Westmont hosted a community event with education and financial representatives exploring the best ways low-income students can fund a college education on Nov. 15. About 100 underprivileged high school students and their families attended “Affording Your Dream College,” which was held in partnership with several county education initiatives.

Affording College photo by Josh Guinto

“Education is the most powerful and transformative tool that helps shape the future and change the lives of communities,” says Irene Neller, vice president for enrollment, marketing and communication. “Formal education is about gaining the knowledge and life skills to become a better person, which then creates a better society. We all want to become the better versions of ourselves and education is the means of life-changing experiences. But we also know that for many local families, affording a college degree can seem daunting. This partnership addresses affordability, opportunity, so we can inspire students to dream big with great hopeful realities.”

Speakers included Sean Smith, Westmont director of financial aid, Brianna Aguilar from Montecito Bank and Trust. Both offered expertise and advise on the many ways one can pay for college. The evening included representatives from Resilience, Education, Adventure, Community and Health (REACH), Program for Effective Access to College (PEAC), and Mission Scholars.

REACH is a two-and-a-half-year fellowship for students in Santa Barbara County that prepares students to take control of their future. REACH is able to work with students as they transition from high school to college and provide resources and community partner connections to make the best informed decisions. By combining academic and outdoor components, REACH supports students through the SAT/ACT process, college applications and the transition of their first year of college. They also get the opportunity to learn life skills through outdoor activities.

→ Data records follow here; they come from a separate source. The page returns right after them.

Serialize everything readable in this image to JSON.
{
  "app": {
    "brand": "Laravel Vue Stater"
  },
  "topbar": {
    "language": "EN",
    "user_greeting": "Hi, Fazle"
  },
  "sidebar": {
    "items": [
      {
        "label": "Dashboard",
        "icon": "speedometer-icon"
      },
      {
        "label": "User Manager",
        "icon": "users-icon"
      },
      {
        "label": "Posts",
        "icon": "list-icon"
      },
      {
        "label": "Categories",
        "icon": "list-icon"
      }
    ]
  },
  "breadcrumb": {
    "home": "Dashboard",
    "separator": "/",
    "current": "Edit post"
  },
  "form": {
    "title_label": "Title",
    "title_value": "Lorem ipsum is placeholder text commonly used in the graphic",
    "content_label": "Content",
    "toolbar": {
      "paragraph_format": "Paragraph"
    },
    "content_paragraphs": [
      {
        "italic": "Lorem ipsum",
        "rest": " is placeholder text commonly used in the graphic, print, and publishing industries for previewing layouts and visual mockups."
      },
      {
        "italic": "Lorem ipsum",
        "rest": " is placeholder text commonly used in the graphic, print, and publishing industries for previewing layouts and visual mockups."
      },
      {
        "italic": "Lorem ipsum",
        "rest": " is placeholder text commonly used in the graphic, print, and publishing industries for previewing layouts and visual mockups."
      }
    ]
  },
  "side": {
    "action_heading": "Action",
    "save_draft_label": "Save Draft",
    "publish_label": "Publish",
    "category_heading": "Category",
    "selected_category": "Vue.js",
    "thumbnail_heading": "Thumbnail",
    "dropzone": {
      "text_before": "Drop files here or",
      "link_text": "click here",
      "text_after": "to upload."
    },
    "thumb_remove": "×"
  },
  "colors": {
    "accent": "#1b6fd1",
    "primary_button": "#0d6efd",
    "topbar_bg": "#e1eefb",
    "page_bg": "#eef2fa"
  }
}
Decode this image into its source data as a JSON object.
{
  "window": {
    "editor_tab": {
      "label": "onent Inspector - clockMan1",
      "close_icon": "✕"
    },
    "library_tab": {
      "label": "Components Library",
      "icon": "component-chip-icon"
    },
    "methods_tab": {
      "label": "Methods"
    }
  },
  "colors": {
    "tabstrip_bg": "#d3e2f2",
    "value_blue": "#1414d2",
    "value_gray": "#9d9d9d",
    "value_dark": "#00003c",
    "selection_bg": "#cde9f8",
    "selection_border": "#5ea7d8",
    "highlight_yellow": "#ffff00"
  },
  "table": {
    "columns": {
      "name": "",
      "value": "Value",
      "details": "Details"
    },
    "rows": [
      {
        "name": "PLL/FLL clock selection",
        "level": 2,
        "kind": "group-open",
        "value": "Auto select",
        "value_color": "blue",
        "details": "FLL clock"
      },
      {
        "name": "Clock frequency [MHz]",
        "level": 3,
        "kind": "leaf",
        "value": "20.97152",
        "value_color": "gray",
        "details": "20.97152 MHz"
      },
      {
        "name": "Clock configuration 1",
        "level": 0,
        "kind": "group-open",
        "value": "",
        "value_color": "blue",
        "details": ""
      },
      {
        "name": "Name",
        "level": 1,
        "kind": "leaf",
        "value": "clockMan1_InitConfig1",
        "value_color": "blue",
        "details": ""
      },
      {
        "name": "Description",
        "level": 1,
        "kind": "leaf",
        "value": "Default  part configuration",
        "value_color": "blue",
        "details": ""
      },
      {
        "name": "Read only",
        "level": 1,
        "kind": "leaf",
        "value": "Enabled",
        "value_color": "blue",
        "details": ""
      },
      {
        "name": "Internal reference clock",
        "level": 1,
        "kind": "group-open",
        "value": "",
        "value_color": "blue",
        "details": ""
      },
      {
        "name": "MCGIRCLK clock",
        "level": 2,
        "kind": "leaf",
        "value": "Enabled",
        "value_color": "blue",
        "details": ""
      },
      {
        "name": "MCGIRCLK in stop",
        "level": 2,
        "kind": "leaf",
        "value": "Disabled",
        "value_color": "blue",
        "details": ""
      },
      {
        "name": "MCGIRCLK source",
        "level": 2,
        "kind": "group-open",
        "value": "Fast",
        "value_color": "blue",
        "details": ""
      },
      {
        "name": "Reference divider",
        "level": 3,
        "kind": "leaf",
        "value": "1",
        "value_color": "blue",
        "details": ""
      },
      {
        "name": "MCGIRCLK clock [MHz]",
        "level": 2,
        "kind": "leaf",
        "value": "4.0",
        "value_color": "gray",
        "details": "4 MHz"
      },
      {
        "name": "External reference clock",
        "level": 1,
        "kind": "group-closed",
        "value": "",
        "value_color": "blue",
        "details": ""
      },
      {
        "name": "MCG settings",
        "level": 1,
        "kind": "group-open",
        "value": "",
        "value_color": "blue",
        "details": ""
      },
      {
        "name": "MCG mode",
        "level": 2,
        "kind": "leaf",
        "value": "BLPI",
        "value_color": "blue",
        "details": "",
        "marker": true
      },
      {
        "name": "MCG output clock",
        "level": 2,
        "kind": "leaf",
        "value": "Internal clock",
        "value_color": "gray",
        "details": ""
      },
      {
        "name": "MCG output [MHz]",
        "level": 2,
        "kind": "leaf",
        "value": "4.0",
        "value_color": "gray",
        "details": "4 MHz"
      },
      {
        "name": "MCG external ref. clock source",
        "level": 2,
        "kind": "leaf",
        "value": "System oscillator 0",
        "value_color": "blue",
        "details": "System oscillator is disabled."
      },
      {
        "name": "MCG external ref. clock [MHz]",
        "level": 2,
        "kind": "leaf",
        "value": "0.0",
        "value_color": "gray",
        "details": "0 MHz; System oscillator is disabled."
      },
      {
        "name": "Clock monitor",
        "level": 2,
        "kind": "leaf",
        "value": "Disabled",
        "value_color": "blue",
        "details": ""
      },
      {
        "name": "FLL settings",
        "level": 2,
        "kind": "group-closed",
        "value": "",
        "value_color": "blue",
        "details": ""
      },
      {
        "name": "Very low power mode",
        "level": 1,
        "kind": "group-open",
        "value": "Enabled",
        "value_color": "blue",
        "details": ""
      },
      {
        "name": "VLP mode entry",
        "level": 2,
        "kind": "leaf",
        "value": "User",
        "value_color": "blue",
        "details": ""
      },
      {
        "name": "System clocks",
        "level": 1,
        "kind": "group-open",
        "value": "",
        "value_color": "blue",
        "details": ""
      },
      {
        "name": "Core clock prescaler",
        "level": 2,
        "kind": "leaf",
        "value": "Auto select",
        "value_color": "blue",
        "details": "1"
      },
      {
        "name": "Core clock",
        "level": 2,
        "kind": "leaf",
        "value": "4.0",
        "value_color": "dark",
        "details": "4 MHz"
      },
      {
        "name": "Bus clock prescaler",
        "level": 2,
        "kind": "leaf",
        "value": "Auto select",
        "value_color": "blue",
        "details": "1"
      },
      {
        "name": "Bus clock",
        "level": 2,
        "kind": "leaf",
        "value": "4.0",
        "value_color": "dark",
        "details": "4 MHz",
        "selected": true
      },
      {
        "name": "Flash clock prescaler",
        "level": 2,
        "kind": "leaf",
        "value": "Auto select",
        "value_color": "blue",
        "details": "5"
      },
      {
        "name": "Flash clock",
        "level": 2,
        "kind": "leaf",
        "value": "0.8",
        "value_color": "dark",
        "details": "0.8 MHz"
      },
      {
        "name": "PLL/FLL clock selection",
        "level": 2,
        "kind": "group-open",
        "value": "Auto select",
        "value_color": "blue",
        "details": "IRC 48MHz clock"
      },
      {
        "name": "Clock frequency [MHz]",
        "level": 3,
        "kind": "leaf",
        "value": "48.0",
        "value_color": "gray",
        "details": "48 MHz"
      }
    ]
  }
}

PEAC is a college readiness and access program to help close the achievement gap and change the trajectory of low-income, first-generation college students. PEAC provides a system of academic and social-emotional support to guarantee students are prepared to enter a university.

Mission Scholars uses comprehensive college admissions guidance, mentorship, and career development training to help low income students reach their full potential and become a change in their communities.

During the event, five students received their admission to Westmont, including four Augustinian candidates, a select group of students from around the world who will compete for scholarships worth 85 percent of tuition.

“I loved seeing our local families gather together for a night organized for their students in mind,” says Araceli Espinoza, Westmont guest and campus relations manager. “This type of event helps students and parents with financial college preparation to establish a strong financial foundation.  A strong foundation is crucial for our students to reach academic success that can establish a generational change for many of these families.  The entire event was filled with purpose, but admitting five students to Westmont, and seeing the smiles and tears from the audience made the event a night to remember.”